Prime Minister John Key is confident the country’s lenders are strong enough to weather a downturn in Auckland if the property market in New Zealand’s biggest city has a correction.
The country’s major lenders have assured Key their stress testing shows their respective loan books are strong enough to withstand a drop in Auckland property prices, which has been singled out as the biggest risk to New Zealand’s financial stability by the Reserve Bank, and more recently, by ratings agency Standard & Poor’s.
“We ask the banks themselves how they see things and they have on numerous occasions say they stress test their balance sheets, they’ve done significant stress testing when it comes to the Auckland property market, including really ramping up their models in terms of unemployment, interest rates and the like, and they’re quite confident their lending is stable and secure,” Key told his weekly post-Cabinet press conference in Wellington. “They tell me ‘look we’ve stress tested our books every which way and we’re very confident that our lending is appropriate and well placed’.”
Last week, S&P lowered the standalone credit profiles for the nation’s four biggest banks – ANZ Bank New Zealand, ASB Bank, Bank of New Zealand, and Westpac New Zealand – due to the rapid rise in Auckland house prices amplifying the risk of a sharp correction, even if such an event was still unlikely. The standalone credit profile is a component of an entity’s credit rating which doesn’t include the potential for a bailout by a related group or the government.
In May, the Reserve Bank said the potential for a sharp correction in Auckland’s property market had increased, prompting the regulator to impose second set of lending restrictions on property investors, which come into effect in October. The central bank has struggled to curb house price escalation in the country’s biggest city as it’s maintained stimulatory monetary policy through low interest rates, thanks to tepid inflation elsewhere in the New Zealand economy, while housing supply has failed to match demand for residential property amid record inbound net migration.
Key said the Reserve Bank oversees the bank is taking a “very active look at what’s going on” and that he was “pretty confident” the lending banks were right in their assessment.
S&P’s assessment accounted for the Reserve Bank’s restrictions on high loan-to-value ratio mortgage lending, which have been in place since October 2013, and said the tools had been effective outside Auckland, but only had a temporary effect in the country’s biggest city.

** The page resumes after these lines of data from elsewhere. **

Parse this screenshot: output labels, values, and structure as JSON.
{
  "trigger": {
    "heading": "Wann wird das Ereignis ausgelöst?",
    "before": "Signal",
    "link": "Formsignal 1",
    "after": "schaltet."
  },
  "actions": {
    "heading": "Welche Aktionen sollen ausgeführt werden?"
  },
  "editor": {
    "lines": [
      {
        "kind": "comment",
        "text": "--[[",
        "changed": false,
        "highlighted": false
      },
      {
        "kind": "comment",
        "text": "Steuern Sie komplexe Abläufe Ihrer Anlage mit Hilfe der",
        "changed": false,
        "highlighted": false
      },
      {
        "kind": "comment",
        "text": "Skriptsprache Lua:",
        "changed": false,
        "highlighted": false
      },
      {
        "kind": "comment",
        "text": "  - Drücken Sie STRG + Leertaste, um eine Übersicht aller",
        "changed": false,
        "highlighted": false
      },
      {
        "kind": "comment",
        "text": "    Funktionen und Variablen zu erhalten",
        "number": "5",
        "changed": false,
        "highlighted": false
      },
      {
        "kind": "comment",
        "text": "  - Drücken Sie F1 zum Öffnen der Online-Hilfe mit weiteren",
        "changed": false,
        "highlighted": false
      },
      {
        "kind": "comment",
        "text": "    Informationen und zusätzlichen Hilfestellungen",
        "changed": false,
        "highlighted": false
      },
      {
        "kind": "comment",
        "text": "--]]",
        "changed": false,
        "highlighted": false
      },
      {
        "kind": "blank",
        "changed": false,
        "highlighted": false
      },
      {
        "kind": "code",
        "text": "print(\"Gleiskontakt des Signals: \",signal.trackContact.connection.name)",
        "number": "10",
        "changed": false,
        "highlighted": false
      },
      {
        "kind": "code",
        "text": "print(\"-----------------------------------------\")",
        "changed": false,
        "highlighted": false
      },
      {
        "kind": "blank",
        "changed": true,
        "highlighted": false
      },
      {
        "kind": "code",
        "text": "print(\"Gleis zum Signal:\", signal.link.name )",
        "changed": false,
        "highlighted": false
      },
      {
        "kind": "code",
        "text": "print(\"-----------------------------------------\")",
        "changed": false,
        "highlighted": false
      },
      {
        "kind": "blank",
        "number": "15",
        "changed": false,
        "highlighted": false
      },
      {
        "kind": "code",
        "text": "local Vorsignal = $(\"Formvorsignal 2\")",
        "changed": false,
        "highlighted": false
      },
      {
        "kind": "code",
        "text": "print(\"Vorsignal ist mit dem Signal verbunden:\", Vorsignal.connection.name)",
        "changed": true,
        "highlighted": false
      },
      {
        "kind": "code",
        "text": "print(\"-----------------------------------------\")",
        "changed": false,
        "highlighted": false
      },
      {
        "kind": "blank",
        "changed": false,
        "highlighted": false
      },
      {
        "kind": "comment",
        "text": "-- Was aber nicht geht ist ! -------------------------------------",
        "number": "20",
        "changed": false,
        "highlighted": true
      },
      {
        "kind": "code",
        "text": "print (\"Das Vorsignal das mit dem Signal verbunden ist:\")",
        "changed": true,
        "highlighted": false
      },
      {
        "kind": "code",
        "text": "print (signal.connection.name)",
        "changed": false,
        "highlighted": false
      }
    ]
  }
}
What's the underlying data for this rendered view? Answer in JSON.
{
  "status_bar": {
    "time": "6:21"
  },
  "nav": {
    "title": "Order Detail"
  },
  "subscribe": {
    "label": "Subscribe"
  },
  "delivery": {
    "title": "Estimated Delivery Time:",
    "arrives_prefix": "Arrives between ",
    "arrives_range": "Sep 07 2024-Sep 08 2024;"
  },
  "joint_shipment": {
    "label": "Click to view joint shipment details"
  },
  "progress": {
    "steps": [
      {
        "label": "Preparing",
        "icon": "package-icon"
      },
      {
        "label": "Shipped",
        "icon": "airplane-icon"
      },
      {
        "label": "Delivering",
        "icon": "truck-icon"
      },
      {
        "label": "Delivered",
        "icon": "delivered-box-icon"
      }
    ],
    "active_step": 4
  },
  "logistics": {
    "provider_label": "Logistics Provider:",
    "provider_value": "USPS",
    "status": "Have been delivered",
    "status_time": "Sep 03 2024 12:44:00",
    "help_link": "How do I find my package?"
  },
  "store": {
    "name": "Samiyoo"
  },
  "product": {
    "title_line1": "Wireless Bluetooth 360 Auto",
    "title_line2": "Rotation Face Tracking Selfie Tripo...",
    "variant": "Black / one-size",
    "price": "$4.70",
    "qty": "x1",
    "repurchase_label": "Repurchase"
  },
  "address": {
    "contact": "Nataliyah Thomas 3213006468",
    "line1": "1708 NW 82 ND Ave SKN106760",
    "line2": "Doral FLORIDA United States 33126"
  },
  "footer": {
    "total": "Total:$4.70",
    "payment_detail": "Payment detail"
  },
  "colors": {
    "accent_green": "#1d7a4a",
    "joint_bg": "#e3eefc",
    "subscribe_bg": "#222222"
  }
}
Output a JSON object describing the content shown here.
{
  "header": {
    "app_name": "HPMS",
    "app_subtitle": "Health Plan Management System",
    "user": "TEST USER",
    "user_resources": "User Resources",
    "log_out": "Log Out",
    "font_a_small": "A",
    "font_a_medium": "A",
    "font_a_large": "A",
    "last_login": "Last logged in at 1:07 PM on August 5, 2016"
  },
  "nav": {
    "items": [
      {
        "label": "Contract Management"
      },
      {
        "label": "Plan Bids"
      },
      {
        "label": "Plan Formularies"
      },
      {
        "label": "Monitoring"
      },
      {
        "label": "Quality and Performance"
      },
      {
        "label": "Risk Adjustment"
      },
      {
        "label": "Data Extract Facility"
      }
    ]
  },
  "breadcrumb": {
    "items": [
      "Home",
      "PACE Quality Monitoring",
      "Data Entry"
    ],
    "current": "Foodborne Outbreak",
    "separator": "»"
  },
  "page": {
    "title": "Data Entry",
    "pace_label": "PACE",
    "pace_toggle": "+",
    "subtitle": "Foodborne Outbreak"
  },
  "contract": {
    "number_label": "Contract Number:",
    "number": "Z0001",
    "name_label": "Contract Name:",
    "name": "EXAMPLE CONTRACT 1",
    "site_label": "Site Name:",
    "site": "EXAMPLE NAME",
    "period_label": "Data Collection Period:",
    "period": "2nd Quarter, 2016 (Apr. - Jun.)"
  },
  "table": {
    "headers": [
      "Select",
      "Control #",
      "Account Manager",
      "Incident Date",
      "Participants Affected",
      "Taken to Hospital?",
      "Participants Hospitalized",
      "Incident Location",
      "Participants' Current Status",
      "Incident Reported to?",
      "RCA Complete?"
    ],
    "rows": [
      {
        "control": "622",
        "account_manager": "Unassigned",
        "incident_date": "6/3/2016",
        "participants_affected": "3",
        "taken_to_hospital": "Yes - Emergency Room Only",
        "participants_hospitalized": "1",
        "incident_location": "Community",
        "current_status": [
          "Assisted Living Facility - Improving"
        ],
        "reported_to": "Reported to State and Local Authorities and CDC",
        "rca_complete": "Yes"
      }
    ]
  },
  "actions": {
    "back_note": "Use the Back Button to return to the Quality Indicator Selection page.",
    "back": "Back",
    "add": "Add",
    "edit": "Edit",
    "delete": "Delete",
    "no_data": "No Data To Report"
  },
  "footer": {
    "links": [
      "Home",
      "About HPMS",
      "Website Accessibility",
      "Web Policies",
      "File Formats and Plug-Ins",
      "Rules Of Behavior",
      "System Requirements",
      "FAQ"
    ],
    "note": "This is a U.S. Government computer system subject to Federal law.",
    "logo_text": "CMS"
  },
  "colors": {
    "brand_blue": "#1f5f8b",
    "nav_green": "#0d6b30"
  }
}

“This is contrary to our previous base case expectation that the macro-prudential tools would be more effective in stemming house price inflationary pressures across the country,” it said.